> [TO DO]:
Collect every line below that contains the word "title".

=== Begin Enclosure ===

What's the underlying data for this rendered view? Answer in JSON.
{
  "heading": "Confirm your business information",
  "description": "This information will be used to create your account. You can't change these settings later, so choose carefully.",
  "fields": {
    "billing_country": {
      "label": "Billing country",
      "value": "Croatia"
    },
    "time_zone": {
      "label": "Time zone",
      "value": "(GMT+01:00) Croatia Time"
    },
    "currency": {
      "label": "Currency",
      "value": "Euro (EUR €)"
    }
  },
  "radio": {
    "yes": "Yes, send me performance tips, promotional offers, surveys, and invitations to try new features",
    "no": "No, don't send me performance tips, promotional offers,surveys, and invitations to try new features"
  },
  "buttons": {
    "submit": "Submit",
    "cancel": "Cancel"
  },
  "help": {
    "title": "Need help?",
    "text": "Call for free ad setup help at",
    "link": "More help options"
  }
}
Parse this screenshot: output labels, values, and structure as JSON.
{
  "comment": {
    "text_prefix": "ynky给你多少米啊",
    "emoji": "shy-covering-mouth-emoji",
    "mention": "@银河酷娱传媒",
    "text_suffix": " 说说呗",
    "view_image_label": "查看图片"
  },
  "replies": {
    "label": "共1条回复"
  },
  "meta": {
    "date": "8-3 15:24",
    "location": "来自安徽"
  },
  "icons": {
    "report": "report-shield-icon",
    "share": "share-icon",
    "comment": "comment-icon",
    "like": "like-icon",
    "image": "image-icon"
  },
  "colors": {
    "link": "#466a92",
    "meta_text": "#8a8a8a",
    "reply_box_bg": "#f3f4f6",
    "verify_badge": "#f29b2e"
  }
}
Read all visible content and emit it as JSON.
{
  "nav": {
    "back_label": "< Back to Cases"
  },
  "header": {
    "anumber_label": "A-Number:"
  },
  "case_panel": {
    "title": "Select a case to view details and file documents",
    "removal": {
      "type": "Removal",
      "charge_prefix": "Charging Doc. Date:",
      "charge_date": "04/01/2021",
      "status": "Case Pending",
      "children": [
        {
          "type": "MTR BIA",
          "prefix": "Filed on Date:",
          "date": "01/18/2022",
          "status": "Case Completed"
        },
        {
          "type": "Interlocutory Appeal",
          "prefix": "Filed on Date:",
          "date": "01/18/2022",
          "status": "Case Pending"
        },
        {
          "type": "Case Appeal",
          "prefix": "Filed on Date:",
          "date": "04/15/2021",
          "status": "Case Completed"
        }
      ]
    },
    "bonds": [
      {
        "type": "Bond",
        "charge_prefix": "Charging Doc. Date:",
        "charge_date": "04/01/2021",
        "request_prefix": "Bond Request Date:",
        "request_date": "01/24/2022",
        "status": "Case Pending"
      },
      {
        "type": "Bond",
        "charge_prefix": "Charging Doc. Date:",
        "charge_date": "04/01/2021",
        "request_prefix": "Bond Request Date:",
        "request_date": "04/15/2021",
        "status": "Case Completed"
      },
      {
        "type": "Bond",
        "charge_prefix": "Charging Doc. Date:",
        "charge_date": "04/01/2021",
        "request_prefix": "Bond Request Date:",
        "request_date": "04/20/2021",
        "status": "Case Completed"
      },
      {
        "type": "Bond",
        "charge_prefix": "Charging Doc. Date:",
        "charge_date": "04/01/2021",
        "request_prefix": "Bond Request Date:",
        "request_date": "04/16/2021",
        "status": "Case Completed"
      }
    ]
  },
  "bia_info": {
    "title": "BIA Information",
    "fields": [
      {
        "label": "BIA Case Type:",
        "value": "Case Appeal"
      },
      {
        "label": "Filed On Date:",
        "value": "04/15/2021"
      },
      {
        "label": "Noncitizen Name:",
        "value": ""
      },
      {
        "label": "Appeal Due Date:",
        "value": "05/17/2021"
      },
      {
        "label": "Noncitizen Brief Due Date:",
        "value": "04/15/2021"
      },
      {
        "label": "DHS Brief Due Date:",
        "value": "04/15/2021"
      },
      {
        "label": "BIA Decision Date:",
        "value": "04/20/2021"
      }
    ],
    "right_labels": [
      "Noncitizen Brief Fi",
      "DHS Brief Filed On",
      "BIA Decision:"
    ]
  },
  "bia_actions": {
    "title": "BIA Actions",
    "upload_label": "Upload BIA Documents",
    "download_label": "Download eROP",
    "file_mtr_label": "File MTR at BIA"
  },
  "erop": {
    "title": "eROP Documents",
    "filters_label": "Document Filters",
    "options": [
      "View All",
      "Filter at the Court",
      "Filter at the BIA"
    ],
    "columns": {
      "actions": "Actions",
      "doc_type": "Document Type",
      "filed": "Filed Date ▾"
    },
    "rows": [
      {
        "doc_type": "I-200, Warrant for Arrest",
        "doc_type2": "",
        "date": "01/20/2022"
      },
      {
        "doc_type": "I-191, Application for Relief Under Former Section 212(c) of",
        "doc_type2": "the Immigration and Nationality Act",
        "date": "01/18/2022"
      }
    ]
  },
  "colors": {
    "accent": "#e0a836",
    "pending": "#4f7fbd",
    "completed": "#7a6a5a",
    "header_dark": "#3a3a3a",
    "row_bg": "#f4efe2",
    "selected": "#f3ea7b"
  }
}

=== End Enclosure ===

> [EXERCISE SOLUTION]:
    "title": "Need help?",
    "title": "Select a case to view details and file documents",
    "title": "BIA Information",
    "title": "BIA Actions",
    "title": "eROP Documents",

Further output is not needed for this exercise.